INSTRUCTIONS TO FOLLOW
Looking at the data below, state how many lines contain "title". No other words are wanted.

Dataset excerpts
=== Begin Enclosure ===
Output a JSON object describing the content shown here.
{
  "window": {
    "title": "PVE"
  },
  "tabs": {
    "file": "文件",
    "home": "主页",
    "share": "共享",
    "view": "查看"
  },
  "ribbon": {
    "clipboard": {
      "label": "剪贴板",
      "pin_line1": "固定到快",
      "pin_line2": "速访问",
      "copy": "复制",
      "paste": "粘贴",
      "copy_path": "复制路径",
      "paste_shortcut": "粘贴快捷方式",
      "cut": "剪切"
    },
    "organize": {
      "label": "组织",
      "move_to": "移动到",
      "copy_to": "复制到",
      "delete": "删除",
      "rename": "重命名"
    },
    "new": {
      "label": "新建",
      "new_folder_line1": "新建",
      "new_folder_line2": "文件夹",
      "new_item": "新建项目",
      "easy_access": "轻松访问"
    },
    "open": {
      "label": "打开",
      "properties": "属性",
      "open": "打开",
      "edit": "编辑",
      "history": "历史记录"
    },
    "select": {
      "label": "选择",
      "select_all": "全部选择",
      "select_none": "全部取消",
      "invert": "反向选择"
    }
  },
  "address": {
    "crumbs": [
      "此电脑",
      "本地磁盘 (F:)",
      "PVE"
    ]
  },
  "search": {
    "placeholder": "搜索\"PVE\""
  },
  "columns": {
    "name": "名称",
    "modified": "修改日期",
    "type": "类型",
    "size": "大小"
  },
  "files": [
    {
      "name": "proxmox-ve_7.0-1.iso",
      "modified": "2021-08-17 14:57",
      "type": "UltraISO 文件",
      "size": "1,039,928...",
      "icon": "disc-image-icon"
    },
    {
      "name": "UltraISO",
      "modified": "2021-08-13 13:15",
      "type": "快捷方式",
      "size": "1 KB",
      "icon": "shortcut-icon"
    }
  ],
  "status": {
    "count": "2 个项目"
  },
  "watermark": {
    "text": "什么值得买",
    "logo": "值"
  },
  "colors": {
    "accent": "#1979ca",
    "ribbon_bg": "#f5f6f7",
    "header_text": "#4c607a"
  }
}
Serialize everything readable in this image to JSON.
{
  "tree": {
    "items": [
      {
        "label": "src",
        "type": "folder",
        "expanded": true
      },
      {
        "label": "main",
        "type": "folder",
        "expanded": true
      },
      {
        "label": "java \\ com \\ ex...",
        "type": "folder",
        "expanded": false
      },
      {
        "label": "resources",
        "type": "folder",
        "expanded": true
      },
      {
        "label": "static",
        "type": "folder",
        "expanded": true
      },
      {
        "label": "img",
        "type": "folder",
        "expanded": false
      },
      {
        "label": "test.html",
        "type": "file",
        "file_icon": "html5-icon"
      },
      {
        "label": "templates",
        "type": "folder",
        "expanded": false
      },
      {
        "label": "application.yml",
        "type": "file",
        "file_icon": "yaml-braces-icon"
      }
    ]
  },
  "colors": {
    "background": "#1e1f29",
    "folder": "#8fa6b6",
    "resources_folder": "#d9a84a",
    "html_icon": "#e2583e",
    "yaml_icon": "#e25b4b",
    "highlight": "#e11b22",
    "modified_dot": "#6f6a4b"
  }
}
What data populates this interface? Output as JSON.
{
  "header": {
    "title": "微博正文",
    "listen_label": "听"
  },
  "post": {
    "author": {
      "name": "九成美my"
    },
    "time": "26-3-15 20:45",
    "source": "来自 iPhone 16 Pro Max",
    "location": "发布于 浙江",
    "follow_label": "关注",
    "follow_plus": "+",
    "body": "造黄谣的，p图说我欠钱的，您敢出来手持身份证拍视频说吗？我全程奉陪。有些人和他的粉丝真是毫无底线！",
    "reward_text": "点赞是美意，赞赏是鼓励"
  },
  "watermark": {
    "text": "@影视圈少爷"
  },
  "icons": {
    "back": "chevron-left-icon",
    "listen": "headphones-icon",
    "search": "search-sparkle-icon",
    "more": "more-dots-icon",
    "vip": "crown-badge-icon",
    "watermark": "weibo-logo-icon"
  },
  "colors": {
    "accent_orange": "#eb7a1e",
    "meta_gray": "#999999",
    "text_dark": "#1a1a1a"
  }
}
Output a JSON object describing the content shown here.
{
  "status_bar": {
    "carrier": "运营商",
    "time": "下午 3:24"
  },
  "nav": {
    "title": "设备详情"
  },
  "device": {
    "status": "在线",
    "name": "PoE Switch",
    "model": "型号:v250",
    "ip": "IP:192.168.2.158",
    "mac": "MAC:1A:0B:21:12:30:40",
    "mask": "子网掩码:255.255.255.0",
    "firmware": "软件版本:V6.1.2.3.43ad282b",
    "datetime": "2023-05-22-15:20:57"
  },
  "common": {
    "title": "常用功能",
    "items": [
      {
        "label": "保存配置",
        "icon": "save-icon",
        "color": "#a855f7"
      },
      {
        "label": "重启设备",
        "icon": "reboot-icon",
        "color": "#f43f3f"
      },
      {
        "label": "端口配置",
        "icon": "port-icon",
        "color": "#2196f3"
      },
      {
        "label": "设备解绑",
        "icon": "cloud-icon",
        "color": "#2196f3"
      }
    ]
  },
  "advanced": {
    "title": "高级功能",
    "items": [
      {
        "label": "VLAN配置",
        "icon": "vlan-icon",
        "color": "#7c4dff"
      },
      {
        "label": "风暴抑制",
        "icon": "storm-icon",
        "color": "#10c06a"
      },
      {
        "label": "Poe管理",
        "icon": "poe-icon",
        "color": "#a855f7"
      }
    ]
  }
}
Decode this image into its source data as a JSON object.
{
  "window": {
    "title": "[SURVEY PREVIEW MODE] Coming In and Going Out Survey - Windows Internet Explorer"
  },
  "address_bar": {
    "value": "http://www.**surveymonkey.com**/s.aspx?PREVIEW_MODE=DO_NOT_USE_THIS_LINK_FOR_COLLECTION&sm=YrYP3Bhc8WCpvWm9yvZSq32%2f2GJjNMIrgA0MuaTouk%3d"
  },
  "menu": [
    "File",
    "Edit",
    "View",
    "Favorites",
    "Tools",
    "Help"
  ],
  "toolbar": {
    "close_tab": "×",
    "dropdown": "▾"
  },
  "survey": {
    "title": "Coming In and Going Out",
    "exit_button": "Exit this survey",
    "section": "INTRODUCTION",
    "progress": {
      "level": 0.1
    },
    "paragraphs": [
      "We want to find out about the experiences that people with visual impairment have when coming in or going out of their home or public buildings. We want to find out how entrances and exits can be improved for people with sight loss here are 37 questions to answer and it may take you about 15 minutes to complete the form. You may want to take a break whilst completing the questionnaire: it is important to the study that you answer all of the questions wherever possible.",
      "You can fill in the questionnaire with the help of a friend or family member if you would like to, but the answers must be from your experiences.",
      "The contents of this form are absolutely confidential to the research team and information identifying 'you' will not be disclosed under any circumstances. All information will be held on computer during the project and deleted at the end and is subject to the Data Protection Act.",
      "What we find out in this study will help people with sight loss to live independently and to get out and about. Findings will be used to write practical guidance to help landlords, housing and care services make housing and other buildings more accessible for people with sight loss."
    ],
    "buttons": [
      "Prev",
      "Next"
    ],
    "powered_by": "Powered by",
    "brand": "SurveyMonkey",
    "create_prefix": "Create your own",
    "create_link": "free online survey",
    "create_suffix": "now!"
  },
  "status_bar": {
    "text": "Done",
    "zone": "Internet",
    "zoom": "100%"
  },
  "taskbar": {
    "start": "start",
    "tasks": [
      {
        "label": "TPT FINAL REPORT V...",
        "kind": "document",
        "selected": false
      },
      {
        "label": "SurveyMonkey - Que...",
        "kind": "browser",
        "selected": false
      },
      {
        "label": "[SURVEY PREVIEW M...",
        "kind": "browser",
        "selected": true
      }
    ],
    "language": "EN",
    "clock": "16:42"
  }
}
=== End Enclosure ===
OUTPUT OF THE TASK
7